Publisher Name: University of North Texas
Place of Publication: Denton, Texas
Date(s):
  • Creation: August 2010
Description:

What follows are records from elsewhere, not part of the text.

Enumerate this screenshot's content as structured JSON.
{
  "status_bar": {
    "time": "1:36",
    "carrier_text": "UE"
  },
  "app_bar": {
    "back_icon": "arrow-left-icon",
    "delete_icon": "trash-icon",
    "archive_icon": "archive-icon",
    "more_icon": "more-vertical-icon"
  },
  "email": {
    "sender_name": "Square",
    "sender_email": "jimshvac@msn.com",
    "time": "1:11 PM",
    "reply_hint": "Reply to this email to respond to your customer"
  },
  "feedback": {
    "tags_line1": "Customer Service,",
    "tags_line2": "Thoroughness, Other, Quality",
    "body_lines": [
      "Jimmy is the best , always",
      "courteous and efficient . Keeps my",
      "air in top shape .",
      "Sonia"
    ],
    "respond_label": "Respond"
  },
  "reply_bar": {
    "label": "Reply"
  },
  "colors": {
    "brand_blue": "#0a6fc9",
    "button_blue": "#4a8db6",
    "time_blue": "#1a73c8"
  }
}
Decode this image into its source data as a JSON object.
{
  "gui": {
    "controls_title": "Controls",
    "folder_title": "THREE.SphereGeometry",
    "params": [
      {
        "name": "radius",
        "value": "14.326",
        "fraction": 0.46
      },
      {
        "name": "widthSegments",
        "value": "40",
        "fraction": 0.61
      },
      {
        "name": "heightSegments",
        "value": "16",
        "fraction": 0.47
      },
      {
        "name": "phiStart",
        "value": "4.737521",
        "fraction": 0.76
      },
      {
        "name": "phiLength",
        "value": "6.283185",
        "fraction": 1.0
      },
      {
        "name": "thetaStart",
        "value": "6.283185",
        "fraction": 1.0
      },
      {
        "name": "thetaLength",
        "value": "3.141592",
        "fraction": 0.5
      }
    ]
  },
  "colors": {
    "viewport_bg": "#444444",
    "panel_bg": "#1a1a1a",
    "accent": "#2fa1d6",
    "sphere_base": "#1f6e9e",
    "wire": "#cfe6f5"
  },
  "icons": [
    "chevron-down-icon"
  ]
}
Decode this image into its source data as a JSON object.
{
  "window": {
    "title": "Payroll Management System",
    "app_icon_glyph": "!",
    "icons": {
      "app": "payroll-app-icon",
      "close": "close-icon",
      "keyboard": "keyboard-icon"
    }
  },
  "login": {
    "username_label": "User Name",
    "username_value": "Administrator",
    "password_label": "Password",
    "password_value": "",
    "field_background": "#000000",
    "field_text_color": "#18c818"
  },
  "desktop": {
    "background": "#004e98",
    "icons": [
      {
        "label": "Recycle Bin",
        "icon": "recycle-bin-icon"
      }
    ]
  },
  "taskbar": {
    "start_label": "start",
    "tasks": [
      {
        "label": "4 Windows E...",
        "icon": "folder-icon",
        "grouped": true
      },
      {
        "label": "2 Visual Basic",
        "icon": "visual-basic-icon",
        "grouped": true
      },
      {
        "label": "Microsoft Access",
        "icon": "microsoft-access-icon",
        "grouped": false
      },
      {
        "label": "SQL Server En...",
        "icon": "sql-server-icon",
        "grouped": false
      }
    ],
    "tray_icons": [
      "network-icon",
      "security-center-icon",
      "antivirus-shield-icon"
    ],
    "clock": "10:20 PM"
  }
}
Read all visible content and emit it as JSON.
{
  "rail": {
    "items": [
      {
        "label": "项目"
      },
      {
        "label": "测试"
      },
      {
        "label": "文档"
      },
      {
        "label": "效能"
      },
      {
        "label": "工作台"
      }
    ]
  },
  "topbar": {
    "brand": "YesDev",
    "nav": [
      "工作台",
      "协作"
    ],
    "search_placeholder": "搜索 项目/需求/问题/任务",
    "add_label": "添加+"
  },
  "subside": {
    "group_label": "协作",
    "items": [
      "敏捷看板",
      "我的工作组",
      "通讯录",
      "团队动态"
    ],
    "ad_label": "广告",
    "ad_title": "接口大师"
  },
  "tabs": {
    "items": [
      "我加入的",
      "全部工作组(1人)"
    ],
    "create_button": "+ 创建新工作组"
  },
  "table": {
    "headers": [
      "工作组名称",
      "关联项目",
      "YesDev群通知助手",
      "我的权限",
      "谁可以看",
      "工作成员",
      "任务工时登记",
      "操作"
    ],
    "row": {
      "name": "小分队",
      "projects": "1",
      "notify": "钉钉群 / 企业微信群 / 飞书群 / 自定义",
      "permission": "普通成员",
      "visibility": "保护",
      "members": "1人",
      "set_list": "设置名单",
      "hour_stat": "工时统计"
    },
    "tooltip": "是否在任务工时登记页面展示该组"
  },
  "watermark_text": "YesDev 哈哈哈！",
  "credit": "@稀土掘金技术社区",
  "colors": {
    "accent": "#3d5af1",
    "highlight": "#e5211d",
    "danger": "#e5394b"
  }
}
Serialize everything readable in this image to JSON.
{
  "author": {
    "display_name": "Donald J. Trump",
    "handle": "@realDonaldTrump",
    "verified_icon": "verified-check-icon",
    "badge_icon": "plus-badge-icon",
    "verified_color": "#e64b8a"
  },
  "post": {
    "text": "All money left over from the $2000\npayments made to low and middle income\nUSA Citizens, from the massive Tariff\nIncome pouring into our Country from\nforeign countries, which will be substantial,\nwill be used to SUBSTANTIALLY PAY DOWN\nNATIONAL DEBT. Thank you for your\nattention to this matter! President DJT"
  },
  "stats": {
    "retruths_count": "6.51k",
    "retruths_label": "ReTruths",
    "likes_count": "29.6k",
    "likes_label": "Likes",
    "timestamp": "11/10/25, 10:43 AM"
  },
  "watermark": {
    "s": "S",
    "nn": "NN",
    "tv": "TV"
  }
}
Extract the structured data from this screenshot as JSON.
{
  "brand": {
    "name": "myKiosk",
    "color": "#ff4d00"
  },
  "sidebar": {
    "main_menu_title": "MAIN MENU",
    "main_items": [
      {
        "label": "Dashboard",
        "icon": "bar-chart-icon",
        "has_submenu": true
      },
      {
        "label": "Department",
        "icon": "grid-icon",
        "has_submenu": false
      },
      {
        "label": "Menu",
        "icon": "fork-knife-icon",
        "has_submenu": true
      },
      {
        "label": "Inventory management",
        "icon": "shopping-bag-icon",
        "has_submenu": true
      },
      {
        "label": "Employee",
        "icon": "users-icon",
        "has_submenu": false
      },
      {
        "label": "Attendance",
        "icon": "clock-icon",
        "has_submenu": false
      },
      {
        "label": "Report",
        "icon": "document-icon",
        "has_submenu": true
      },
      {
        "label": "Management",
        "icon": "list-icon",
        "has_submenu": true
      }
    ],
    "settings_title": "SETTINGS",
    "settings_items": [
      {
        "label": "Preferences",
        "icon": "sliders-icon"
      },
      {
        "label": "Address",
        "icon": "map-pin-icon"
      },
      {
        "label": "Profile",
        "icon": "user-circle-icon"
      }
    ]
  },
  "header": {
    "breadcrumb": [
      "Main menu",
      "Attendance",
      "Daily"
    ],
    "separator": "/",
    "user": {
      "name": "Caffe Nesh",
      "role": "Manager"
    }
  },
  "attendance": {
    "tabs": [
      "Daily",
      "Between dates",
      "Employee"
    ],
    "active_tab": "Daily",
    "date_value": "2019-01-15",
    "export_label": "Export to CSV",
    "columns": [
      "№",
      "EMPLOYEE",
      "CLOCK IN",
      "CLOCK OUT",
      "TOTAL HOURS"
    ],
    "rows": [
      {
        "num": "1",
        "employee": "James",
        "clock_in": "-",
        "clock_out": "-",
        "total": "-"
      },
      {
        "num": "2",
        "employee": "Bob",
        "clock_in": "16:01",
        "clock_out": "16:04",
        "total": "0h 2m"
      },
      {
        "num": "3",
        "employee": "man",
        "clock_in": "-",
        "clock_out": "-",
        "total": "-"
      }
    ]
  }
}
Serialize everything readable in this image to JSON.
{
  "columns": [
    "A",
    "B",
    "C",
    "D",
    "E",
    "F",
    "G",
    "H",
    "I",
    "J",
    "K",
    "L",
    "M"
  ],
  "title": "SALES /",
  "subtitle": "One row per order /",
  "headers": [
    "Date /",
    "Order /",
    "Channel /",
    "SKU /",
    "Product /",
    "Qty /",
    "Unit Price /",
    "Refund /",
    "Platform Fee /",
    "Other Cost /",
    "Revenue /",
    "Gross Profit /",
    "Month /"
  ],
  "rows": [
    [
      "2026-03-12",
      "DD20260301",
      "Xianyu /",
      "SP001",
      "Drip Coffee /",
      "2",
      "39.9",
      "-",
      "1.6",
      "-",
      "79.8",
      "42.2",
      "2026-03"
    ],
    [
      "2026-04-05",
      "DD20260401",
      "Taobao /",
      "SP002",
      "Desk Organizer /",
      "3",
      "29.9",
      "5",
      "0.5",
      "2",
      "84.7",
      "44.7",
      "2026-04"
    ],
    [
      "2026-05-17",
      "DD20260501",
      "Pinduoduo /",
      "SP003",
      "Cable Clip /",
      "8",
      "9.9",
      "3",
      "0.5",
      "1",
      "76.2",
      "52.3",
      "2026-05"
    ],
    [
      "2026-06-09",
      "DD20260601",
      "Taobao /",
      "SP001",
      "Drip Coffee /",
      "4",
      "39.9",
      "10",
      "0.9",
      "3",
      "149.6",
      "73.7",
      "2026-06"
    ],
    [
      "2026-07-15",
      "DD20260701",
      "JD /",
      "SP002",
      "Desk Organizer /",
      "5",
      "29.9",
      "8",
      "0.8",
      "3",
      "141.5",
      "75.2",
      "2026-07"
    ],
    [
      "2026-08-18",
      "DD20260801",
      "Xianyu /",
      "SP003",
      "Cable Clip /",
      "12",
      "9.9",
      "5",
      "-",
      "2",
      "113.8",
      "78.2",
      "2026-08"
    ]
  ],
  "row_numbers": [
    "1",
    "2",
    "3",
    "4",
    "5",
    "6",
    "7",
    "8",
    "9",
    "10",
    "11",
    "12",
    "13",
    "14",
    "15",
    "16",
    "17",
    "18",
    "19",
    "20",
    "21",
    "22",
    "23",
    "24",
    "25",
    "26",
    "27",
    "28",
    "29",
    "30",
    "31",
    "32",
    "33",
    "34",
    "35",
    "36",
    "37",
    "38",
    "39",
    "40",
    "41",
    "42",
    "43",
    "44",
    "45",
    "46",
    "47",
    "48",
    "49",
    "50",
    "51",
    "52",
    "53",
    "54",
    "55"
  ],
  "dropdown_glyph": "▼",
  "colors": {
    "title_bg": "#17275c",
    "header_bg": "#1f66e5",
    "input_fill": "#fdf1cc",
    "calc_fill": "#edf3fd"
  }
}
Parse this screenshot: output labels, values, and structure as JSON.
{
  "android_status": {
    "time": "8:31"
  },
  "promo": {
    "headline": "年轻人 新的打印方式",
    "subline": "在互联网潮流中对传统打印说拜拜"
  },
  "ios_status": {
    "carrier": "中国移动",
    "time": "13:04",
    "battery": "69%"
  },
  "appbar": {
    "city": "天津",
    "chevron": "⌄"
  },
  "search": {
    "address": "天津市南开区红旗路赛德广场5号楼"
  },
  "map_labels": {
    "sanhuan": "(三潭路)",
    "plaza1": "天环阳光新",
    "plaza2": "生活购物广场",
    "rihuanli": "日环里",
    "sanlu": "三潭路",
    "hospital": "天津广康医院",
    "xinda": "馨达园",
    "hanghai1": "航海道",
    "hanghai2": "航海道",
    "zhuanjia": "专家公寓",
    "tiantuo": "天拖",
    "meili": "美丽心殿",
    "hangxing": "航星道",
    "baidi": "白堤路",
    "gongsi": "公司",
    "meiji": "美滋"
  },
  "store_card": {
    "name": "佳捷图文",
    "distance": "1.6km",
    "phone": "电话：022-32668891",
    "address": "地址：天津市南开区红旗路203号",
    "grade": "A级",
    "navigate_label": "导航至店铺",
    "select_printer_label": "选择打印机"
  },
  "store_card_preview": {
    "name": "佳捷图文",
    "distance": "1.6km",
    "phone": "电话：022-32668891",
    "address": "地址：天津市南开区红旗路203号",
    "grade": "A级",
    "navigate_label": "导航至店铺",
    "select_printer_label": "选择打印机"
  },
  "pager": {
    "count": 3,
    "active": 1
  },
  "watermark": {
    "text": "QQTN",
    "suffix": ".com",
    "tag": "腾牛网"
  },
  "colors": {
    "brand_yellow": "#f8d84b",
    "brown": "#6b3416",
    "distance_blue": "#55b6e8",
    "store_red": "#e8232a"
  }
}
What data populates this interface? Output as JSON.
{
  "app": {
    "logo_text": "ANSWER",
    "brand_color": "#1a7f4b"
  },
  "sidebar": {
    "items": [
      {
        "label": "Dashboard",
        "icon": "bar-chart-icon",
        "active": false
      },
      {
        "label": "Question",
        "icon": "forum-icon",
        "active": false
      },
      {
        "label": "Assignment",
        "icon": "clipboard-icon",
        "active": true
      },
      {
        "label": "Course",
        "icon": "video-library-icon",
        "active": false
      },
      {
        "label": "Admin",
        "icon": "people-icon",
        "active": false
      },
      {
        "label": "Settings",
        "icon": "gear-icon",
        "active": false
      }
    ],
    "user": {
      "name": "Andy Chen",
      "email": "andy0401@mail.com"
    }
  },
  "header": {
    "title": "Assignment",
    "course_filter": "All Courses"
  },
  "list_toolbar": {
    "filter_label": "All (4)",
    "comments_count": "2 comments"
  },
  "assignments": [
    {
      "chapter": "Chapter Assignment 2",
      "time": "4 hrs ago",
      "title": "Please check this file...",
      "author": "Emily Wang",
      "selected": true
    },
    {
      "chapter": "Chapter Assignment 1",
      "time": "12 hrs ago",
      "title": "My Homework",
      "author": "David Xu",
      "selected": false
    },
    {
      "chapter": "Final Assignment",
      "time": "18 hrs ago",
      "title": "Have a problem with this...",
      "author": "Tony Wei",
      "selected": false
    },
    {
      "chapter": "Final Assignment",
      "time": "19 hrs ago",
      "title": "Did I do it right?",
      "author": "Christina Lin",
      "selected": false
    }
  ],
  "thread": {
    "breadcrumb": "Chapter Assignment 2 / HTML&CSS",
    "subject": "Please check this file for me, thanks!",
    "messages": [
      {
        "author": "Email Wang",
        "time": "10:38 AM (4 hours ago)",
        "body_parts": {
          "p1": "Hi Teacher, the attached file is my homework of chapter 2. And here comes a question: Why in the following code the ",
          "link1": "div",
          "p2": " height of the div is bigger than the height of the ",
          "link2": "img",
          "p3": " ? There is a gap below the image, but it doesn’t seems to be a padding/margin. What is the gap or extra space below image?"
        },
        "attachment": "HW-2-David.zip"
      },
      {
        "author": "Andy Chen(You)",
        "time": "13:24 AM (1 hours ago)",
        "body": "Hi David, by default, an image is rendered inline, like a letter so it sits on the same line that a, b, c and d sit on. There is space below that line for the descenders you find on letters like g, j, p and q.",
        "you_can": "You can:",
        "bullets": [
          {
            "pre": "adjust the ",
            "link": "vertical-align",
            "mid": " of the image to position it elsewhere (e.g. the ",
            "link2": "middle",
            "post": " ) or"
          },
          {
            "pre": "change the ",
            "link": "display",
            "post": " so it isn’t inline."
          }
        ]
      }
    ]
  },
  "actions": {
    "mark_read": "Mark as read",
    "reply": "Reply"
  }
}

Positive psychology has led a movement that concentrates on positive characteristics. The current study examined the relationship between positive emotions, negative emotions, flourishing, languishing, and cardiovascular functioning. The study uses guided imagery to help participants recall a negative emotional event and positive emotional event in a counterbalanced order. The reverse order allowed us to examine the differential contributions of stress buffering versus facilitated recovery effects to higher levels of heart rate variability (HRV). The study also examined the relationship between mental health categories and known cardiovascular disease risk. Univariate analysis of variance revealed that positive emotions can serve as a stress buffer and dampen cardiovascular responses to a negative event. Also, analysis revealed a trend for the prediction that positive emotions can facilitate cardiovascular recovery following a negative event. Exploratory analysis did not reveal differences between a facilitated recovery group and a buffering group for cardiovascular measures. Future studies should include tighter control to help compare the differential influences of stress facilitation and stress buffering on cardiovascular functioning. The results from the study indicate that it is still too early to tell whether mental health buffers those individuals from developing CVD, and to answer whether languishing increases the risk of CVD. Longitudinal studies of young individuals without a prior history of any risk of CVD and who are flourishing or languishing might help provide answers to these questions.

Degree:
Level: Doctoral
Physical Description:

v, 87 p.

Language(s):
Subject(s):
Keyword(s): Positive | cardiovascular | psychology
Contributor(s):
Partner:
UNT Libraries
Collection:
UNT Theses and Dissertations
Identifier:
  • OCLC: 697613868 |
  • UNTCAT: b3911275 |
  • ARK: ark:/67531/metadc30503
Resource Type: Thesis or Dissertation
Format: Text
Rights:
Access: Public
License: Copyright
Holder: Purdum, Michael B.
Statement: Copyright is held by the author, unless otherwise noted. All rights reserved.